Psychology (PSYC) 388
Introduction to Counselling (Revision 7)
View previous syllabus
Area of Study: Social Science
Precluded Course: PSYC 488 (PSYC 388 may not be taken for credit if credit has already been obtained for PSYC 488.)
PSYC 388 has a Challenge for Credit option.
PSYC 388 is a survey course designed to increase students' awareness of the field of counselling, including its evolution, processes, theories, and specialties. This course offers a broad survey of the field of counselling, including an introduction to the foundational skills and processes involved in counselling relationships. Students will demonstrate knowledge and understanding of counselling skills and processes through quizzes and written assignments; students in this course are not expected to apply these counselling skills in a placement or field experience.
Part 1: Historical and Professional Foundations of Counselling
- Unit 1: Counselling in Canada: History and Trends
- Unit 2: Personal and Professional Aspects of Counselling
- Unit 3: Ethical and Legal Aspects of Counselling
- Unit 4: Cultural Aspects of Counselling
Part 2: The Counselling Process and Assessment Interview
- Unit 5: Building Counselling Relationships
- Unit 6: Testing, Assessment, and the Diagnosis in Counselling
- Unit 7: Working in a Counselling Relationship
- Unit 8: Termination of Counselling Relationships
Part 3: Theories of Counselling
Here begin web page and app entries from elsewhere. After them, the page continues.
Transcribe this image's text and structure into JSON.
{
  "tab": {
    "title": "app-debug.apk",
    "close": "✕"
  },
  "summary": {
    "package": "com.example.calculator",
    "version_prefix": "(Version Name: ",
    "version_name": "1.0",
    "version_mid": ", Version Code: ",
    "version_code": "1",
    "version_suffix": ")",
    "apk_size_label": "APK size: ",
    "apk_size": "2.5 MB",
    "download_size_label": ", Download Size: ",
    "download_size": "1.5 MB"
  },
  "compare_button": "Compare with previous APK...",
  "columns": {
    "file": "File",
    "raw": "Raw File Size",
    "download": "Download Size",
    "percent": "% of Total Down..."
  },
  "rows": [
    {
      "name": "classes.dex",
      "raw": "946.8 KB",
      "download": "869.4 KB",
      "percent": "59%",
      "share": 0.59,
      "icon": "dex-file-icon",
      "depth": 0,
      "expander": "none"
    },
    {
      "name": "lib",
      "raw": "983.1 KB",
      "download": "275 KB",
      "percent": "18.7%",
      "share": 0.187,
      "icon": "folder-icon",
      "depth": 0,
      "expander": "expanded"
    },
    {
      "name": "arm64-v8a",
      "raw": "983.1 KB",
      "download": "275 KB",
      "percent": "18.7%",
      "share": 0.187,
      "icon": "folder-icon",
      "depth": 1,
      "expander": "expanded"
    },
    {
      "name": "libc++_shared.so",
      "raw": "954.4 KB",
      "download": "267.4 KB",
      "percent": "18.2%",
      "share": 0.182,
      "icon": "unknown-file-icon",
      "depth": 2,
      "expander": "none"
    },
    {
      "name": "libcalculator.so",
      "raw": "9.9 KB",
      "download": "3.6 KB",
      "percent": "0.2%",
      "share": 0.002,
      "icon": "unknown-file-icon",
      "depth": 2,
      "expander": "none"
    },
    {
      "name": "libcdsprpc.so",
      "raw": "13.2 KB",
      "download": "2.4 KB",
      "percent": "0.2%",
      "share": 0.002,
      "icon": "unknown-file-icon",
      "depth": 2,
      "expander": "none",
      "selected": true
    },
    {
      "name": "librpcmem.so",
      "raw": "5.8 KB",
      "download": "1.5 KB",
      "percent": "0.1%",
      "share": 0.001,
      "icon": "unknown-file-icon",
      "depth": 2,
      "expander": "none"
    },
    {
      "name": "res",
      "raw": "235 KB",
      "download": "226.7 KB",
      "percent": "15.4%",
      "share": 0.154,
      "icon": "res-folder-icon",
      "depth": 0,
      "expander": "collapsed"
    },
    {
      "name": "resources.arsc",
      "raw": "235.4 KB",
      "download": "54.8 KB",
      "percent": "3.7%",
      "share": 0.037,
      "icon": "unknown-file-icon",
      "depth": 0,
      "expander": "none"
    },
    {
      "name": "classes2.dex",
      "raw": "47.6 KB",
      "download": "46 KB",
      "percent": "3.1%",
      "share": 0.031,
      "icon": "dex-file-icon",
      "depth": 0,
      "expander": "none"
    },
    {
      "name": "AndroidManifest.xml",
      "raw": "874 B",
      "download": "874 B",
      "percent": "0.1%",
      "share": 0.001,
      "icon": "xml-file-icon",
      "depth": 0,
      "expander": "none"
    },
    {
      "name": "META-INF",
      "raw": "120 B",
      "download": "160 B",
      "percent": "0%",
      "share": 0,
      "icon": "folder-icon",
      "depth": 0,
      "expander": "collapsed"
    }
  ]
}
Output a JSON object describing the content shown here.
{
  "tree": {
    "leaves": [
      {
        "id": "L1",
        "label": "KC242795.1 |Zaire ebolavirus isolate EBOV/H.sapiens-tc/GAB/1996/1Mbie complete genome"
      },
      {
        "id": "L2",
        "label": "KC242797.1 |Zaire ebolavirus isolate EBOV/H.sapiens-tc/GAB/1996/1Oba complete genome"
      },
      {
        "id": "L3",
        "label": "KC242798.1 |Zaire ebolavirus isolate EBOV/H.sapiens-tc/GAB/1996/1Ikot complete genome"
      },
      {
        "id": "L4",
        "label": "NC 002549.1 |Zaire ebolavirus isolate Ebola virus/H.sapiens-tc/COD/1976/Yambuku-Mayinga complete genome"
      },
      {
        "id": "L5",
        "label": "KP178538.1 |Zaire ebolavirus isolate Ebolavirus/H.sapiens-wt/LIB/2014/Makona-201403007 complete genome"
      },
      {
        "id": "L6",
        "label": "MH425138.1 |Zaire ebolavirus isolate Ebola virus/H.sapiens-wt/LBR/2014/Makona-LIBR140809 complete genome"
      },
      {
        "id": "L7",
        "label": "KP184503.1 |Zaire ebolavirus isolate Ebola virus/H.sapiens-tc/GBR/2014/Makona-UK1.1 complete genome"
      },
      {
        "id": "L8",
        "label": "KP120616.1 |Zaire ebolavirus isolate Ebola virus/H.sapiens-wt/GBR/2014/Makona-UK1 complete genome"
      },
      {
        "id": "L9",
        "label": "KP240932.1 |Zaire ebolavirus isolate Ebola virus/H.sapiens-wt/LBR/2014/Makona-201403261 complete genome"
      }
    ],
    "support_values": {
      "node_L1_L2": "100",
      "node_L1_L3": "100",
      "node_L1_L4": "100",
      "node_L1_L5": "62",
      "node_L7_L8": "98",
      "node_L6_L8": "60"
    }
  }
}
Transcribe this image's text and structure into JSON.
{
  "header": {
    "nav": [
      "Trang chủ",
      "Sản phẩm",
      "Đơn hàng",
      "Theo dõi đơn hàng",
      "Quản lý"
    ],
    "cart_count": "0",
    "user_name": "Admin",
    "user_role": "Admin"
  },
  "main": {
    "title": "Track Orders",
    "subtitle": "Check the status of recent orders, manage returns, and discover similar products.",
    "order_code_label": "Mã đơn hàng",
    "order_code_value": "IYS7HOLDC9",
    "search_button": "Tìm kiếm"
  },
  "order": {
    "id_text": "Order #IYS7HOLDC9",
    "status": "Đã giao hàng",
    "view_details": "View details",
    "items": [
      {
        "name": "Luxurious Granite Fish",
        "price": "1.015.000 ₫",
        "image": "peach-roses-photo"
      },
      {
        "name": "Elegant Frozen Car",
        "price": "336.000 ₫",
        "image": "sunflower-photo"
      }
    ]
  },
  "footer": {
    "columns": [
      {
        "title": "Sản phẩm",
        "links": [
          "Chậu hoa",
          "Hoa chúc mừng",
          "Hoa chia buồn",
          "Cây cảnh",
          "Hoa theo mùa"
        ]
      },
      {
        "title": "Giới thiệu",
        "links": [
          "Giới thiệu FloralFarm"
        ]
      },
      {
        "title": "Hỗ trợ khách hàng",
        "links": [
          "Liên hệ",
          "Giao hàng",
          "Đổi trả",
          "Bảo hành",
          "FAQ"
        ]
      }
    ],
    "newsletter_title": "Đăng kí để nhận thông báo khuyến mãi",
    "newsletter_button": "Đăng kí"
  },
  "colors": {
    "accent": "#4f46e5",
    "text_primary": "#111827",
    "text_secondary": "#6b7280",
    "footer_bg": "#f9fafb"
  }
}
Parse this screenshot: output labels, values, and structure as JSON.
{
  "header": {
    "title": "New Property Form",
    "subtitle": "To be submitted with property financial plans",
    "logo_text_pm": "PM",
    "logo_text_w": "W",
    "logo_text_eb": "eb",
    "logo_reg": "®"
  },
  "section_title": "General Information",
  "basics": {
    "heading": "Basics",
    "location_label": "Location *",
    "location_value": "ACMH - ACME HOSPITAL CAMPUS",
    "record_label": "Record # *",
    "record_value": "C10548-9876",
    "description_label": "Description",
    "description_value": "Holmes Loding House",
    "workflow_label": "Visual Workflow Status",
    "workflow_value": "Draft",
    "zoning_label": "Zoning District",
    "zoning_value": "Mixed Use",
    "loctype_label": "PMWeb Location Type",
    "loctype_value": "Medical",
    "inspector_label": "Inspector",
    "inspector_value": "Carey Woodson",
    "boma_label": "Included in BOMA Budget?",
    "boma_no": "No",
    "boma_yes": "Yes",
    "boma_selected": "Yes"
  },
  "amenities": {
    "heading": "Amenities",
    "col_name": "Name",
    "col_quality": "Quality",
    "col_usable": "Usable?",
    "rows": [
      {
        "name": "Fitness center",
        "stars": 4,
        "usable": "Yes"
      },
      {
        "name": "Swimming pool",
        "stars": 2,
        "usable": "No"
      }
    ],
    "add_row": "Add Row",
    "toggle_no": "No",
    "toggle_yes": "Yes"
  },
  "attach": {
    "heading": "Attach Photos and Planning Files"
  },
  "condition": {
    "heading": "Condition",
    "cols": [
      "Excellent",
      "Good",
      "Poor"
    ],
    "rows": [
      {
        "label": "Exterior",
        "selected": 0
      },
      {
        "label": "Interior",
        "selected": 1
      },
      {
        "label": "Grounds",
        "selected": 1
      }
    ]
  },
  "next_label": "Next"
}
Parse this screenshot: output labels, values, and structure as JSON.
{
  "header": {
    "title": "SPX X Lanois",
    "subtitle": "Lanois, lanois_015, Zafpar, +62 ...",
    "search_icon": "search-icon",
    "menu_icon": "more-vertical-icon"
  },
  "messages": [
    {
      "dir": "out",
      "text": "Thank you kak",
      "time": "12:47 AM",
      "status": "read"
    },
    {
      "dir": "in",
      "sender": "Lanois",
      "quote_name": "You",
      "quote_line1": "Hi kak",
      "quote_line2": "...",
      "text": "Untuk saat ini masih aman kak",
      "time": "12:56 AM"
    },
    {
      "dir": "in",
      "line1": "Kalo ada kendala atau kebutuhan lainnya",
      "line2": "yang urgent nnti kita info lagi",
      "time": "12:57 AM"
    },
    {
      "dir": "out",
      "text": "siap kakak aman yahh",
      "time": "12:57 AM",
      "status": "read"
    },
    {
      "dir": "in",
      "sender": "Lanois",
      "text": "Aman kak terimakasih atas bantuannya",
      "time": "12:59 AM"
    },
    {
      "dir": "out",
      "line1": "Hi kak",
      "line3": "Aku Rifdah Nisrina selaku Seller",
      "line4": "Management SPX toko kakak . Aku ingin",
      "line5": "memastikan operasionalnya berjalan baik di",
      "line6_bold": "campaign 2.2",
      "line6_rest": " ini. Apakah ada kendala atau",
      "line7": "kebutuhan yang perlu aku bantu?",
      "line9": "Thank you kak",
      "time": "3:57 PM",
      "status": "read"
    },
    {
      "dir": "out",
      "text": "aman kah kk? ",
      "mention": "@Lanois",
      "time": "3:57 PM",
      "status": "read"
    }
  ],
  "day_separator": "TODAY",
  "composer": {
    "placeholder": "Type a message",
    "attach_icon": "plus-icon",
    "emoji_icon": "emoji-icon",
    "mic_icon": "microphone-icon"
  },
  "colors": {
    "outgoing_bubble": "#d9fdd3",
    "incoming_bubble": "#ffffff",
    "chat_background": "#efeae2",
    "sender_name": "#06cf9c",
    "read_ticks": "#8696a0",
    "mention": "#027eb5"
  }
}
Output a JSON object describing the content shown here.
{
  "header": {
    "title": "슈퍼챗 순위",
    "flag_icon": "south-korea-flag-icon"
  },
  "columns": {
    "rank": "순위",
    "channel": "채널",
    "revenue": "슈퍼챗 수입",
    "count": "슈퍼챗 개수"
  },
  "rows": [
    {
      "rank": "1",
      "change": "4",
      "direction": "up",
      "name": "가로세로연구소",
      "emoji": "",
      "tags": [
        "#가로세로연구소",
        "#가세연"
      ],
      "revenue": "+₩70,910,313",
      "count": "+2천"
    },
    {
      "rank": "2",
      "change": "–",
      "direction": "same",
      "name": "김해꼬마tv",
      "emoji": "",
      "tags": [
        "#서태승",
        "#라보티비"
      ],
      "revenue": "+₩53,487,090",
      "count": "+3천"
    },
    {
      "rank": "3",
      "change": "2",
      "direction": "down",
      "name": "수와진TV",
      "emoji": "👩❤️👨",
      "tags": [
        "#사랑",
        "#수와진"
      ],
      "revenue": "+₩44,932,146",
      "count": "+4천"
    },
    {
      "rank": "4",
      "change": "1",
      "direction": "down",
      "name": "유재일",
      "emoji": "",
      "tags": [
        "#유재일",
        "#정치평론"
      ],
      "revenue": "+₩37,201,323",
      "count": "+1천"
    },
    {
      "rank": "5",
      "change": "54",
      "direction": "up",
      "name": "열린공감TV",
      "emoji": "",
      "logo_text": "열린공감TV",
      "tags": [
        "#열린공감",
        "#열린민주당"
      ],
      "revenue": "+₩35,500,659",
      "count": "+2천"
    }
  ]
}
- Unit 9: Psychoanalytic and Psychodynamic Theories of Counselling
- Unit 10: Behavioural and Cognitive Theories of Counselling
- Unit 11: Humanistic Theories of Counselling
- Unit 12: Postmodern and Crisis Theories of Counselling
Part 4: Specialties in the Practice of Counselling
- Unit 13: Groups in Counselling
- Unit 14: Career Counselling Over the Life Span
- Unit 15: Marriage, Couple, and Family Counselling
- Unit 16: Counselling Children, Adolescents, and Young Adults
To receive credit for PSYC 388, you must satisfactorily complete the four online quizzes, two written assignments, and the final exam. You must achieve a minimum grade of 50 per cent on the final exam and a minimum course composite grade of “D” (50 percent) or better.
|4 Online Quizzes (5% each)||20%|
To learn more about assignments / examinations, please refer to Athabasca University's online Calendar.
Brandes, B. (Ed.) (2016). Introduction to counselling (2nd Custom edition). Toronto, ON: Athabasca University/Pearson Education Canada. Adapted from S. T. Gladding & K. G. Alderson.
All other course materials can be accessed online. The online materials include a Study Guide; Course Information Manual; Student Manual; APA 6th edition tutorial; and a Counselling, Guidance, and Psychotherapy interactive tutorial.
The Challenge for Credit process allows students to demonstrate that they have acquired a command of the general subject matter, knowledge, intellectual and/or other skills that would normally be found in a university level course.
Full information for the Challenge for Credit can be found in the Undergraduate Calendar.
Undergraduate Challenge for Credit Course Registration Form
Athabasca University reserves the right to amend course outlines occasionally and without notice. Courses offered by other delivery methods may vary from their individualized-study counterparts.
Opened in Revision 7, October 14, 2016.
View previous syllabus